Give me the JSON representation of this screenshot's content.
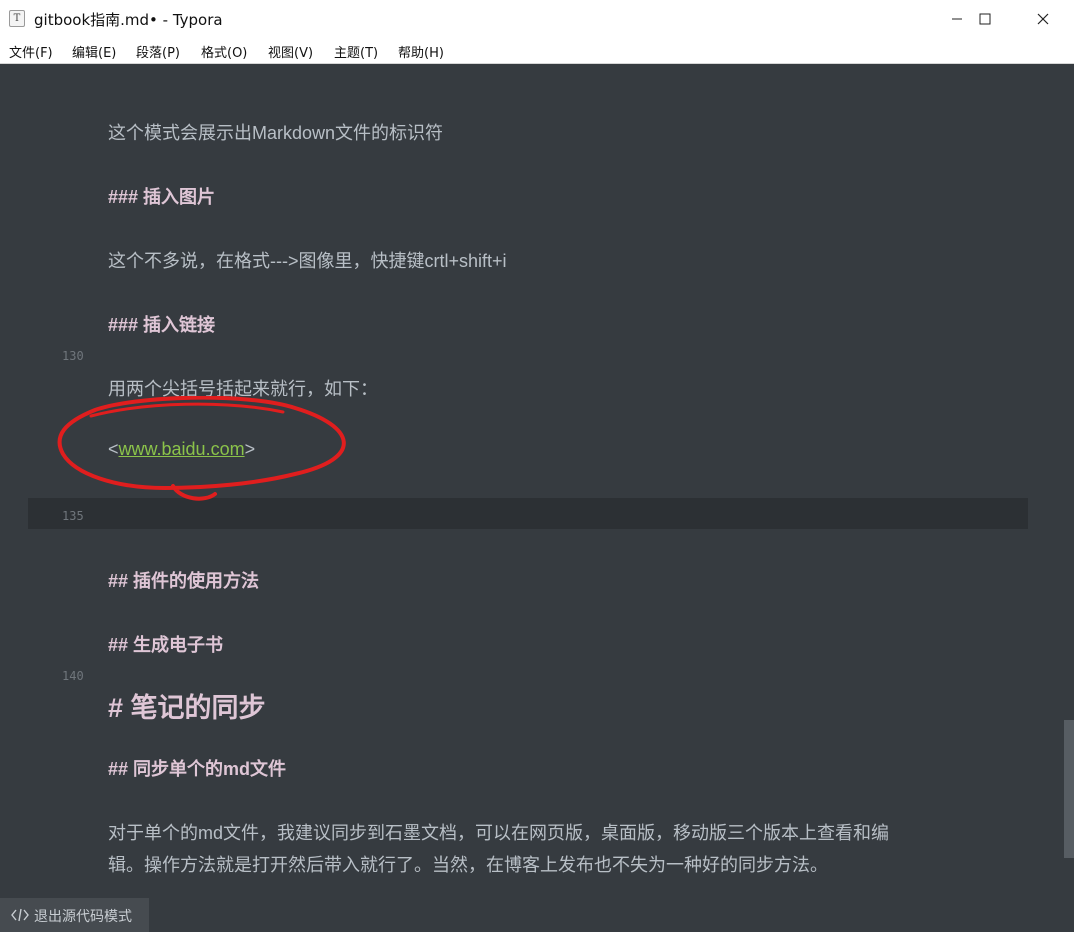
{
  "window": {
    "title": "gitbook指南.md• - Typora",
    "app_icon_glyph": "T"
  },
  "menu": [
    "文件(F)",
    "编辑(E)",
    "段落(P)",
    "格式(O)",
    "视图(V)",
    "主题(T)",
    "帮助(H)"
  ],
  "editor": {
    "lines": [
      "这个模式会展示出Markdown文件的标识符",
      "### 插入图片",
      "这个不多说，在格式--->图像里，快捷键crtl+shift+i",
      "### 插入链接",
      "用两个尖括号括起来就行，如下：",
      "## 插件的使用方法",
      "## 生成电子书",
      "# 笔记的同步",
      "## 同步单个的md文件",
      "对于单个的md文件，我建议同步到石墨文档，可以在网页版，桌面版，移动版三个版本上查看和编",
      "辑。操作方法就是打开然后带入就行了。当然，在博客上发布也不失为一种好的同步方法。"
    ],
    "link": {
      "open": "<",
      "url": "www.baidu.com",
      "close": ">"
    },
    "line_numbers": [
      "130",
      "135",
      "140"
    ]
  },
  "status": {
    "source_mode_label": "退出源代码模式",
    "icon": "code-icon"
  },
  "colors": {
    "background": "#363b40",
    "heading": "#dfc6d6",
    "text": "#b8bfc6",
    "link": "#8bc34a",
    "annotation": "#e01e1e"
  }
}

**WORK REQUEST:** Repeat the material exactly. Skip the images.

**ANSWER TO THIS TASK:**
Give me the JSON representation of this screenshot's content.
{
  "window": {
    "title": "gitbook指南.md• - Typora",
    "app_icon_glyph": "T"
  },
  "menu": [
    "文件(F)",
    "编辑(E)",
    "段落(P)",
    "格式(O)",
    "视图(V)",
    "主题(T)",
    "帮助(H)"
  ],
  "editor": {
    "lines": [
      "这个模式会展示出Markdown文件的标识符",
      "### 插入图片",
      "这个不多说，在格式--->图像里，快捷键crtl+shift+i",
      "### 插入链接",
      "用两个尖括号括起来就行，如下：",
      "## 插件的使用方法",
      "## 生成电子书",
      "# 笔记的同步",
      "## 同步单个的md文件",
      "对于单个的md文件，我建议同步到石墨文档，可以在网页版，桌面版，移动版三个版本上查看和编",
      "辑。操作方法就是打开然后带入就行了。当然，在博客上发布也不失为一种好的同步方法。"
    ],
    "link": {
      "open": "<",
      "url": "www.baidu.com",
      "close": ">"
    },
    "line_numbers": [
      "130",
      "135",
      "140"
    ]
  },
  "status": {
    "source_mode_label": "退出源代码模式",
    "icon": "code-icon"
  },
  "colors": {
    "background": "#363b40",
    "heading": "#dfc6d6",
    "text": "#b8bfc6",
    "link": "#8bc34a",
    "annotation": "#e01e1e"
  }
}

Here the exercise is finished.